The proposed research aims to elucidate whether and how youth leadership councils, a type of youth-adult partnership, foster developmental competencies and critical consciousness among marginalized youth. This mixed-methods project is embedded within New York City high schools.

Funded by the Institute of Education Sciences, R305A170639

 

Citizen Science with Community Partners 

The project focuses on an innovative model of citizen-science in which urban-residing middle and high school students collaborate with teachers and STEM professionals, applying learning to address local environmental issues. Embedded within this model are two field experiments, which target the relevance of science for students’ lives and communities, with the aim of fostering STEM career interests.

Funded by the National Science Foundation, #1759291

 

HoPS Mozambique

Homens para Saúde (HoPS) – (“Men for Health”) is a community-based intervention to engage men in antenatal care in Mozambique. This RCT targets mother-to-child transmission of HIV by engaging community-based leaders and peers as supports and counselors, to address male partners’ traditional resistance to antenatal care and antiretroviral therapy (ART) adherence.
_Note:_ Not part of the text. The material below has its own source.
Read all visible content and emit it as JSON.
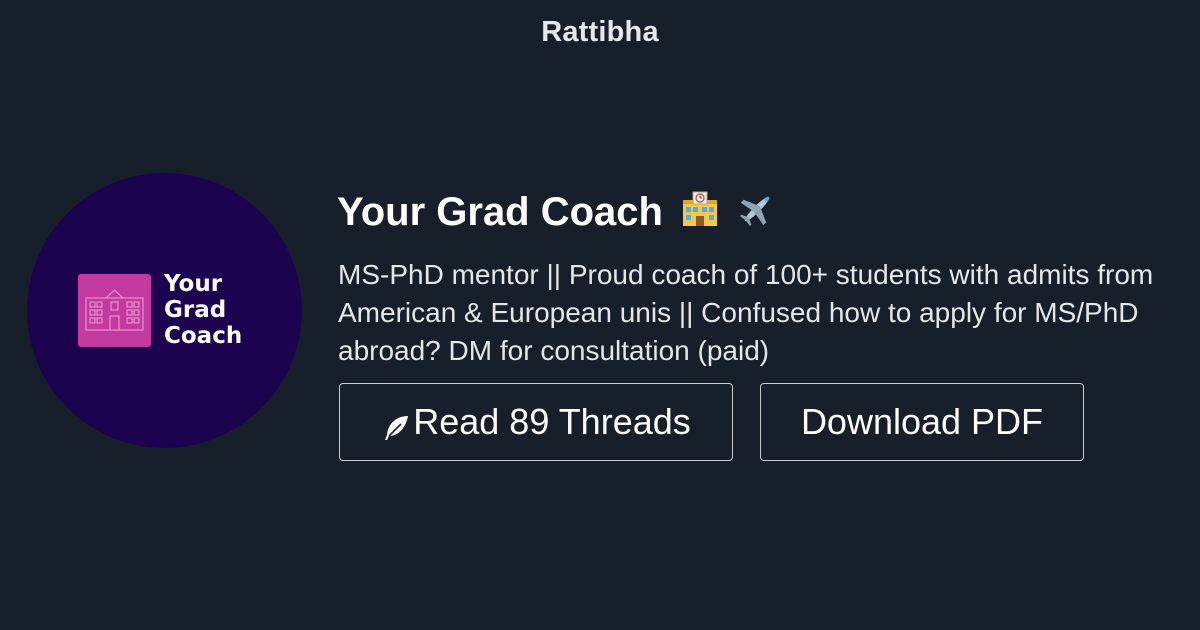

A dyadic analytic approach is used capture the mediating processes by which HoPS impacts these key outcomes.

Funded by the National Institute of Health, #5R01MH113478-03

 

Youth Organizing Trajectories

Does participation in youth organizing (YO) support young people marginalized by systemic inequalities in building crucial developmental competencies (DC) and critical consciousness (CC)? Do the DC and CC fostered by YO participation support stronger school engagement? We hypothesize that YO provides a rich context for young people marginalized by systemic racism and other inequities to build DC and CC.

In partnership with established YO groups, we are recruiting multiple cohorts of YO participants to participate in pre- and post-test surveys and repeated focus groups and observations, as well as provide access to administrative measures of school engagement. We hope to understand the relationships between YO participation, CC, DC and school engagement through longitudinal qualitative analysis and structural equation modeling in order to add rigorous, longitudinal evidence of the contributions of YO to young people’s development.

Funded by the William T Grant Foundation

 

Charting How Wealth Shapes Educational Pathways

This study followed students over a 27-year period to shed light on just how wealth influences learning outcomes and may be a greater driver of socioeconomic disparities in educational achievement and intergenerational inequality than income alone. The research tracked children and their parents from pre-birth to early adulthood, analyzing responses from a sample of 1247 young people and their parents. In particular, the study found:

  • Wealth increased parental expectations of child performance, which led to educational achievement during the middle childhood. Wealth also fostered parents’ investment of time and money into their children’s education, learning and development, such as bringing children to museums or being involved in their schooling.
  • Wealth played a different role in shaping educational success during middle childhood, adolescence and the transition to adulthood. The greatest impact of wealth on educational success came in years 6-12, which echoes previous studies on income’s impact on success. Further, family wealth when children were making the transition to adulthood was directly linked to children’s postsecondary success.
  • Family wealth during childhood was linked to children’s college success 17 years later.

Funded by Poverty Solutions, University of Michigan

Project Participants

Professor, School of Education; Faculty Associate, Research Center for Group Dynamics, Institute for Social Research